Records for processing Start Marker

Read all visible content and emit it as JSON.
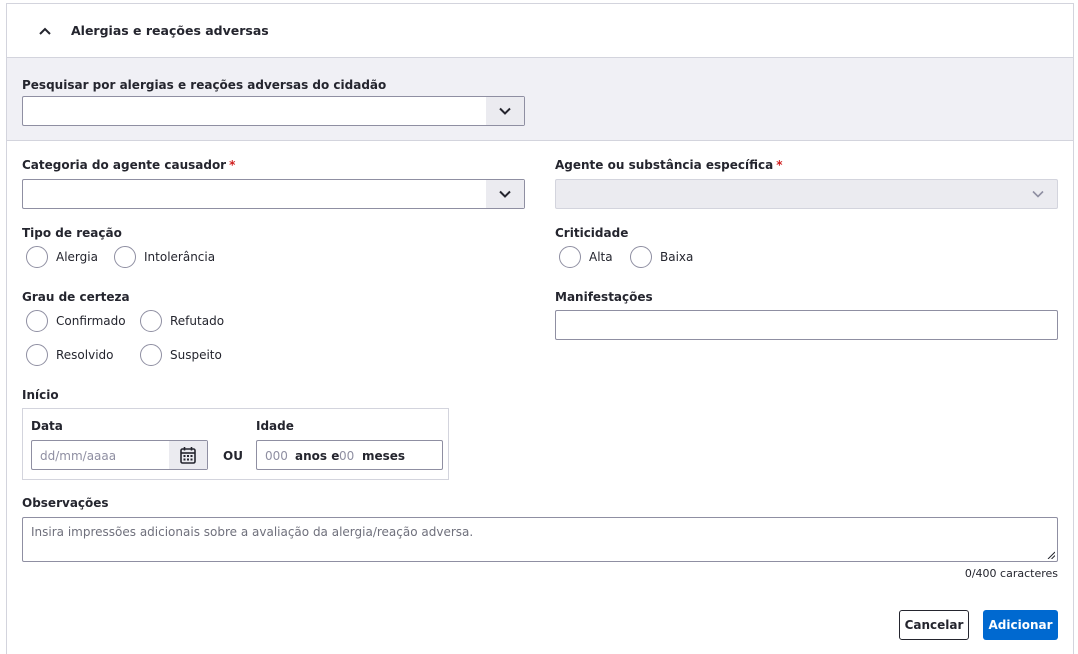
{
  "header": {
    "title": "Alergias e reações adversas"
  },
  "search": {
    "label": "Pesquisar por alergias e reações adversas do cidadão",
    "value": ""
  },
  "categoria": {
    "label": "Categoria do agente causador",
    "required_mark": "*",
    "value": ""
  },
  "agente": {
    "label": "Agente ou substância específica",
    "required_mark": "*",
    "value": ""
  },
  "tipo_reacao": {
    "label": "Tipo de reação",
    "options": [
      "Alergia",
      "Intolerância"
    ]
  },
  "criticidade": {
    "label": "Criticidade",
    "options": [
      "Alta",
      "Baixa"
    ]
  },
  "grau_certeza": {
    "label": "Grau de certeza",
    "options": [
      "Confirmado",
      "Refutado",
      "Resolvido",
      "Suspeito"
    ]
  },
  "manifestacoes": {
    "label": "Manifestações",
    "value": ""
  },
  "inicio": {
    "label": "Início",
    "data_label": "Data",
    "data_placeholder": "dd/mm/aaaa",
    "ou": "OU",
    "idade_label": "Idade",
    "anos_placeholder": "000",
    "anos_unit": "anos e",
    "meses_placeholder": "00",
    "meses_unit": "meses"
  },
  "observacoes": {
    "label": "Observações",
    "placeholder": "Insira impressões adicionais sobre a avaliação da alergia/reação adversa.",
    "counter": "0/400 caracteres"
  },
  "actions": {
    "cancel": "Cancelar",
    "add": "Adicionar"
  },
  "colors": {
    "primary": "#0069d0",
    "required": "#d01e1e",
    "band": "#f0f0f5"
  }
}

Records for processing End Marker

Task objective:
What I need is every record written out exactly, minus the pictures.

Solution to this task:
Read all visible content and emit it as JSON.
{
  "header": {
    "title": "Alergias e reações adversas"
  },
  "search": {
    "label": "Pesquisar por alergias e reações adversas do cidadão",
    "value": ""
  },
  "categoria": {
    "label": "Categoria do agente causador",
    "required_mark": "*",
    "value": ""
  },
  "agente": {
    "label": "Agente ou substância específica",
    "required_mark": "*",
    "value": ""
  },
  "tipo_reacao": {
    "label": "Tipo de reação",
    "options": [
      "Alergia",
      "Intolerância"
    ]
  },
  "criticidade": {
    "label": "Criticidade",
    "options": [
      "Alta",
      "Baixa"
    ]
  },
  "grau_certeza": {
    "label": "Grau de certeza",
    "options": [
      "Confirmado",
      "Refutado",
      "Resolvido",
      "Suspeito"
    ]
  },
  "manifestacoes": {
    "label": "Manifestações",
    "value": ""
  },
  "inicio": {
    "label": "Início",
    "data_label": "Data",
    "data_placeholder": "dd/mm/aaaa",
    "ou": "OU",
    "idade_label": "Idade",
    "anos_placeholder": "000",
    "anos_unit": "anos e",
    "meses_placeholder": "00",
    "meses_unit": "meses"
  },
  "observacoes": {
    "label": "Observações",
    "placeholder": "Insira impressões adicionais sobre a avaliação da alergia/reação adversa.",
    "counter": "0/400 caracteres"
  },
  "actions": {
    "cancel": "Cancelar",
    "add": "Adicionar"
  },
  "colors": {
    "primary": "#0069d0",
    "required": "#d01e1e",
    "band": "#f0f0f5"
  }
}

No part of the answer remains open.